The Roberts opinion strikes a new balance, putting limits on Congress‘ compulsory powers under the Commerce Clause but saying lawmakers retain wide authority under the taxing power.

Voters have been sharply polarized over the law since the beginning, and the court’s ruling is likely to dominate the presidential campaign as Mr. Obama tries to fend off Mr. Romney, who signed a pioneering health law as governor of Massachusetts.

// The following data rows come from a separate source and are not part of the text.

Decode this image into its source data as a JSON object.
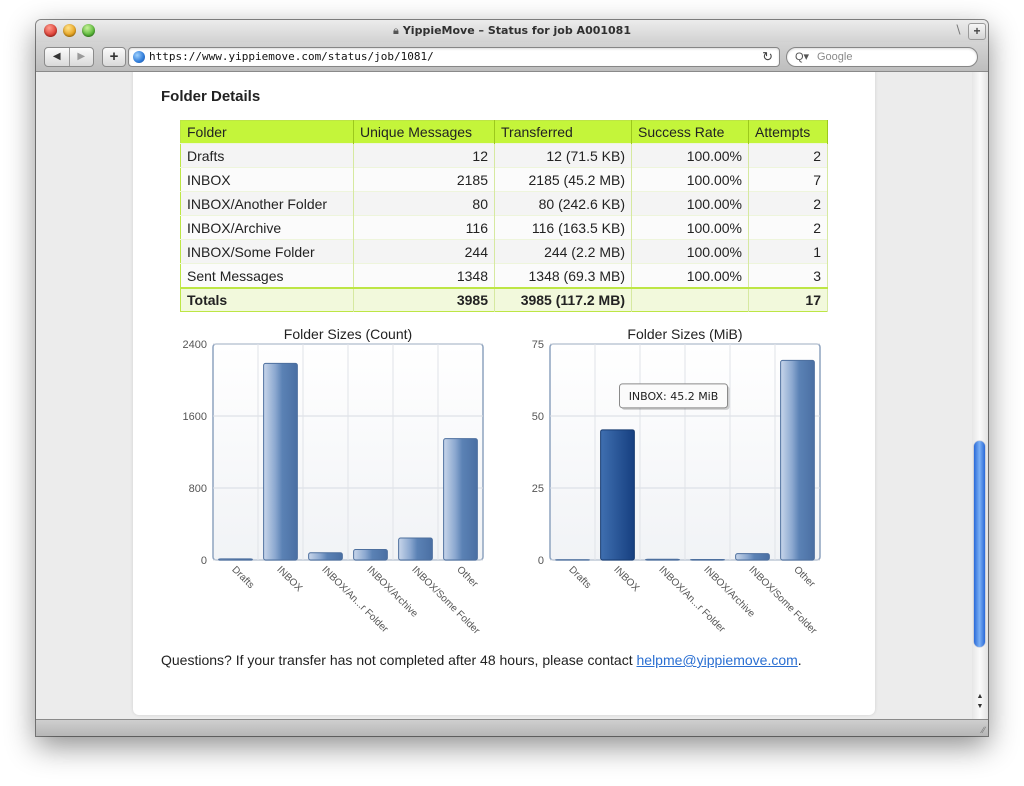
{
  "window": {
    "title": "YippieMove – Status for job A001081",
    "url": "https://www.yippiemove.com/status/job/1081/",
    "search_placeholder": "Google"
  },
  "section": {
    "title": "Folder Details"
  },
  "table": {
    "headers": [
      "Folder",
      "Unique Messages",
      "Transferred",
      "Success Rate",
      "Attempts"
    ],
    "rows": [
      [
        "Drafts",
        "12",
        "12 (71.5 KB)",
        "100.00%",
        "2"
      ],
      [
        "INBOX",
        "2185",
        "2185 (45.2 MB)",
        "100.00%",
        "7"
      ],
      [
        "INBOX/Another Folder",
        "80",
        "80 (242.6 KB)",
        "100.00%",
        "2"
      ],
      [
        "INBOX/Archive",
        "116",
        "116 (163.5 KB)",
        "100.00%",
        "2"
      ],
      [
        "INBOX/Some Folder",
        "244",
        "244 (2.2 MB)",
        "100.00%",
        "1"
      ],
      [
        "Sent Messages",
        "1348",
        "1348 (69.3 MB)",
        "100.00%",
        "3"
      ]
    ],
    "totals": [
      "Totals",
      "3985",
      "3985 (117.2 MB)",
      "",
      "17"
    ]
  },
  "chart_data": [
    {
      "type": "bar",
      "title": "Folder Sizes (Count)",
      "categories": [
        "Drafts",
        "INBOX",
        "INBOX/An...r Folder",
        "INBOX/Archive",
        "INBOX/Some Folder",
        "Other"
      ],
      "values": [
        12,
        2185,
        80,
        116,
        244,
        1348
      ],
      "ylim": [
        0,
        2400
      ],
      "yticks": [
        0,
        800,
        1600,
        2400
      ],
      "grid": true
    },
    {
      "type": "bar",
      "title": "Folder Sizes (MiB)",
      "categories": [
        "Drafts",
        "INBOX",
        "INBOX/An...r Folder",
        "INBOX/Archive",
        "INBOX/Some Folder",
        "Other"
      ],
      "values": [
        0.07,
        45.2,
        0.24,
        0.16,
        2.2,
        69.3
      ],
      "ylim": [
        0,
        75
      ],
      "yticks": [
        0,
        25,
        50,
        75
      ],
      "grid": true,
      "tooltip": {
        "category": "INBOX",
        "text": "INBOX: 45.2 MiB"
      }
    }
  ],
  "footer": {
    "text": "Questions? If your transfer has not completed after 48 hours, please contact ",
    "email": "helpme@yippiemove.com",
    "suffix": "."
  },
  "colors": {
    "header_green": "#c4f53a",
    "bar_blue": "#5b82b5",
    "bar_highlight": "#1f4f93",
    "link": "#2a6fd2"
  }
}
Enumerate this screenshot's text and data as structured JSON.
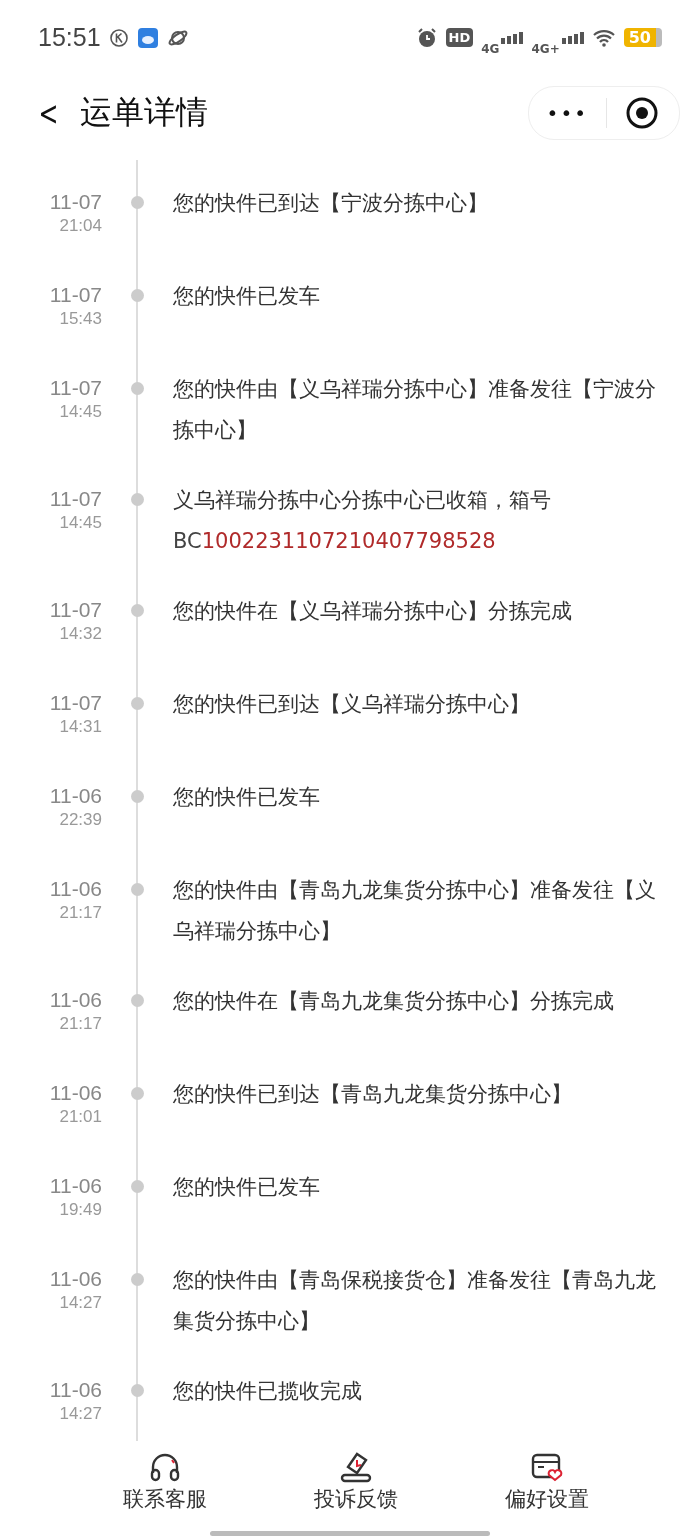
{
  "status_bar": {
    "time": "15:51",
    "hd": "HD",
    "sim1": "4G",
    "sim2": "4G+",
    "battery": "50"
  },
  "header": {
    "back": "<",
    "title": "运单详情",
    "more": "•••"
  },
  "events": [
    {
      "date": "11-07",
      "time": "21:04",
      "text": "您的快件已到达【宁波分拣中心】"
    },
    {
      "date": "11-07",
      "time": "15:43",
      "text": "您的快件已发车"
    },
    {
      "date": "11-07",
      "time": "14:45",
      "text": "您的快件由【义乌祥瑞分拣中心】准备发往【宁波分拣中心】"
    },
    {
      "date": "11-07",
      "time": "14:45",
      "text": "义乌祥瑞分拣中心分拣中心已收箱，箱号",
      "box_prefix": "BC",
      "box_number": "1002231107210407798528"
    },
    {
      "date": "11-07",
      "time": "14:32",
      "text": "您的快件在【义乌祥瑞分拣中心】分拣完成"
    },
    {
      "date": "11-07",
      "time": "14:31",
      "text": "您的快件已到达【义乌祥瑞分拣中心】"
    },
    {
      "date": "11-06",
      "time": "22:39",
      "text": "您的快件已发车"
    },
    {
      "date": "11-06",
      "time": "21:17",
      "text": "您的快件由【青岛九龙集货分拣中心】准备发往【义乌祥瑞分拣中心】"
    },
    {
      "date": "11-06",
      "time": "21:17",
      "text": "您的快件在【青岛九龙集货分拣中心】分拣完成"
    },
    {
      "date": "11-06",
      "time": "21:01",
      "text": "您的快件已到达【青岛九龙集货分拣中心】"
    },
    {
      "date": "11-06",
      "time": "19:49",
      "text": "您的快件已发车"
    },
    {
      "date": "11-06",
      "time": "14:27",
      "text": "您的快件由【青岛保税接货仓】准备发往【青岛九龙集货分拣中心】"
    },
    {
      "date": "11-06",
      "time": "14:27",
      "text": "您的快件已揽收完成"
    }
  ],
  "actions": [
    {
      "kind": "support",
      "label": "联系客服"
    },
    {
      "kind": "complaint",
      "label": "投诉反馈"
    },
    {
      "kind": "preferences",
      "label": "偏好设置"
    }
  ]
}
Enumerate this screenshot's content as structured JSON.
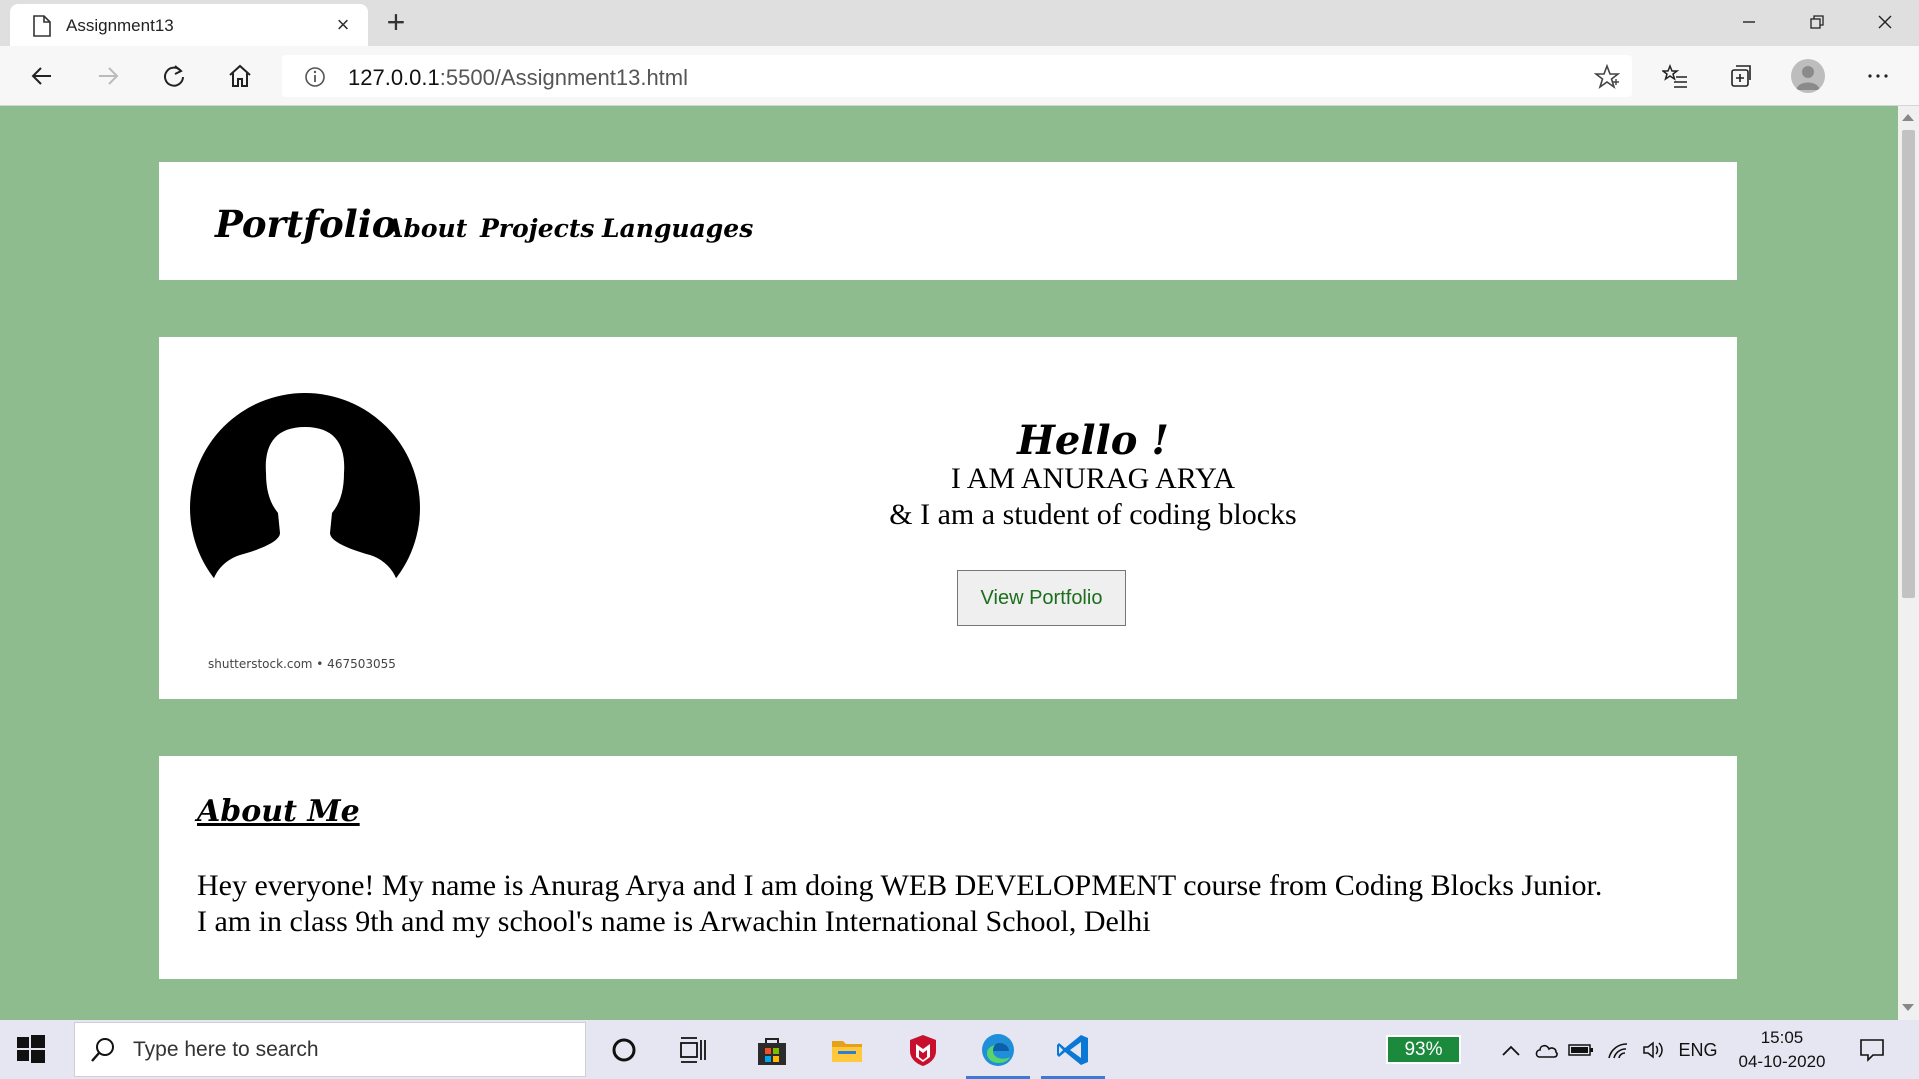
{
  "browser": {
    "tab_title": "Assignment13",
    "url_host": "127.0.0.1",
    "url_rest": ":5500/Assignment13.html"
  },
  "nav": {
    "brand": "Portfolio",
    "links": [
      "About",
      "Projects",
      "Languages"
    ]
  },
  "hero": {
    "stock_caption": "shutterstock.com • 467503055",
    "greeting": "Hello !",
    "line1": "I AM ANURAG ARYA",
    "line2": "& I am a student of coding blocks",
    "button_label": "View Portfolio"
  },
  "about": {
    "heading": "About Me",
    "line1": "Hey everyone! My name is Anurag Arya and I am doing WEB DEVELOPMENT course from Coding Blocks Junior.",
    "line2": "I am in class 9th and my school's name is Arwachin International School, Delhi"
  },
  "taskbar": {
    "search_placeholder": "Type here to search",
    "battery": "93%",
    "language": "ENG",
    "time": "15:05",
    "date": "04-10-2020"
  },
  "colors": {
    "page_background": "#8fbc8f",
    "button_text": "#1c6e1c",
    "battery": "#1c8a3c"
  }
}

Justice Ruth Bader Ginsburg’s concurring opinion cited that Massachusetts law as proving that an individual mandate would work in bringing down the number of uninsured people.